Records from a collection
----------------------------------------
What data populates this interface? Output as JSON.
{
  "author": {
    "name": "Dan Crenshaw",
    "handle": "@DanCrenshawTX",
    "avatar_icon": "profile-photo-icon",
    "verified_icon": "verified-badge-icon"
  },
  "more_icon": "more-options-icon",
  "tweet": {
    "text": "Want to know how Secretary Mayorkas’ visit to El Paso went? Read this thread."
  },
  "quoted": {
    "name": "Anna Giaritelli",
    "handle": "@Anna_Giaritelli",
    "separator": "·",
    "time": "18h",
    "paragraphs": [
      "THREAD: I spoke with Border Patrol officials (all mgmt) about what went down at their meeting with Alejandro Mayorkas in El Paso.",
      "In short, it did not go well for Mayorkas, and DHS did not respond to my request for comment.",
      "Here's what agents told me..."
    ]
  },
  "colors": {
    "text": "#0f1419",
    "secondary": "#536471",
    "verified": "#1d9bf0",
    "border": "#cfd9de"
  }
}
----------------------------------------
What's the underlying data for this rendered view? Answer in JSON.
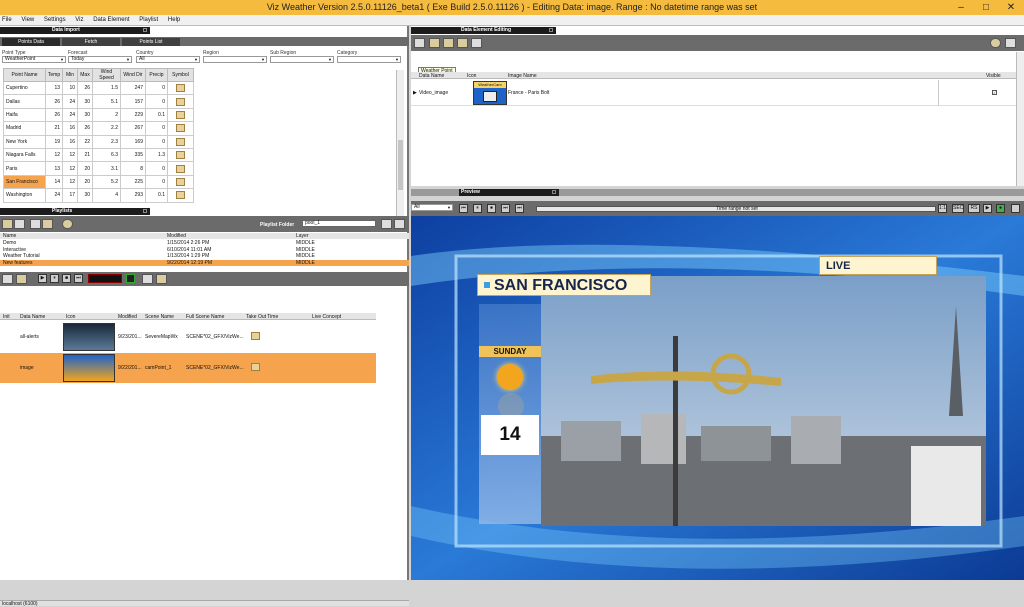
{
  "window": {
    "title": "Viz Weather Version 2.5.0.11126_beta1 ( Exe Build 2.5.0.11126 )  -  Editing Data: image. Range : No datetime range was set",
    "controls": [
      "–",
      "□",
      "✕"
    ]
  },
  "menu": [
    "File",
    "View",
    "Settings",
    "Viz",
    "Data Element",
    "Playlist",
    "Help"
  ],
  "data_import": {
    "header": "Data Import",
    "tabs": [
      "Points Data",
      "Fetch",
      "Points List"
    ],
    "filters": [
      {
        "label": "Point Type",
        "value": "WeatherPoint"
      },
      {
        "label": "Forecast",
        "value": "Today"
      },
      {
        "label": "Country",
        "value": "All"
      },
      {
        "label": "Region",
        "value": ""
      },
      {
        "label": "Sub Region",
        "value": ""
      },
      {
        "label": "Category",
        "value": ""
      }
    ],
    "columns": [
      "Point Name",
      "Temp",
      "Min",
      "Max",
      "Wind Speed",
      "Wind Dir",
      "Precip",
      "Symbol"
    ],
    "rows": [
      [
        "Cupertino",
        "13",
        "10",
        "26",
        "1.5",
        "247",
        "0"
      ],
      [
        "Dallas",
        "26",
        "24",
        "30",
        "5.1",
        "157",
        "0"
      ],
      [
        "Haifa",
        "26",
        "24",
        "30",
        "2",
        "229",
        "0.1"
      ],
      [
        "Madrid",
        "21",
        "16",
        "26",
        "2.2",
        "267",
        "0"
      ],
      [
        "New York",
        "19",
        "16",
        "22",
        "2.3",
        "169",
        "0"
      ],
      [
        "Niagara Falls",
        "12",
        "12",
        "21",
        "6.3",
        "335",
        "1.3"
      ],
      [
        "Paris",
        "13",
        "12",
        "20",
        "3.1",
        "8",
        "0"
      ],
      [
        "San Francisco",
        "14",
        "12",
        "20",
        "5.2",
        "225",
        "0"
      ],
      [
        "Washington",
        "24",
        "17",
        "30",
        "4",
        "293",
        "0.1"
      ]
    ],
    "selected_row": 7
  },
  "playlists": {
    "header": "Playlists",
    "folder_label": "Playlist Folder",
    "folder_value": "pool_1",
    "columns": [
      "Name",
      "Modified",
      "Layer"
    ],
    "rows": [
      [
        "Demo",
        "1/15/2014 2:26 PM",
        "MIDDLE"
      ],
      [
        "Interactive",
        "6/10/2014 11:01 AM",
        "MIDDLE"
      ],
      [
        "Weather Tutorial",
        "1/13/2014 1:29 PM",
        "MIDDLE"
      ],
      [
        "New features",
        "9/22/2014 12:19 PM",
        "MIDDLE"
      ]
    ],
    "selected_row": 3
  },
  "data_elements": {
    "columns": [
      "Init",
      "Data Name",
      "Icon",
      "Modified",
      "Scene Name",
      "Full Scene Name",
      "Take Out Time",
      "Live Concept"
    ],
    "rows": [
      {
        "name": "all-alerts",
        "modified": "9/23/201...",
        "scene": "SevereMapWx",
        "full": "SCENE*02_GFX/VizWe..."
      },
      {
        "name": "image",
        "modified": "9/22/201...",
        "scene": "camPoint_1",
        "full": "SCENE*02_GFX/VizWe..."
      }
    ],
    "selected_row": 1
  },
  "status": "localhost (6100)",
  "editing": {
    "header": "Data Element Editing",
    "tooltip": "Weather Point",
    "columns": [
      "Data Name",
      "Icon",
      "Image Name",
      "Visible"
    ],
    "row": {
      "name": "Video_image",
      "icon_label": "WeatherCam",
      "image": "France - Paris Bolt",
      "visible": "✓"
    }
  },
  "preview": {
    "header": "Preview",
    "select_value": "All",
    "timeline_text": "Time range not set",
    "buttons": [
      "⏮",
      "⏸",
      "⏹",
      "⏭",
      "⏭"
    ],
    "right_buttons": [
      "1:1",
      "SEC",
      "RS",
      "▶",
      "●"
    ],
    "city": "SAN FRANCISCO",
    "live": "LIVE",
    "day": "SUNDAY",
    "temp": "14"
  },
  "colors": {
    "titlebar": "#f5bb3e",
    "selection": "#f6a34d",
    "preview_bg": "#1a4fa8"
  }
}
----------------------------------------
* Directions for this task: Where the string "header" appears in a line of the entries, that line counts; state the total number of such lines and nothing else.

* Solved problem: 4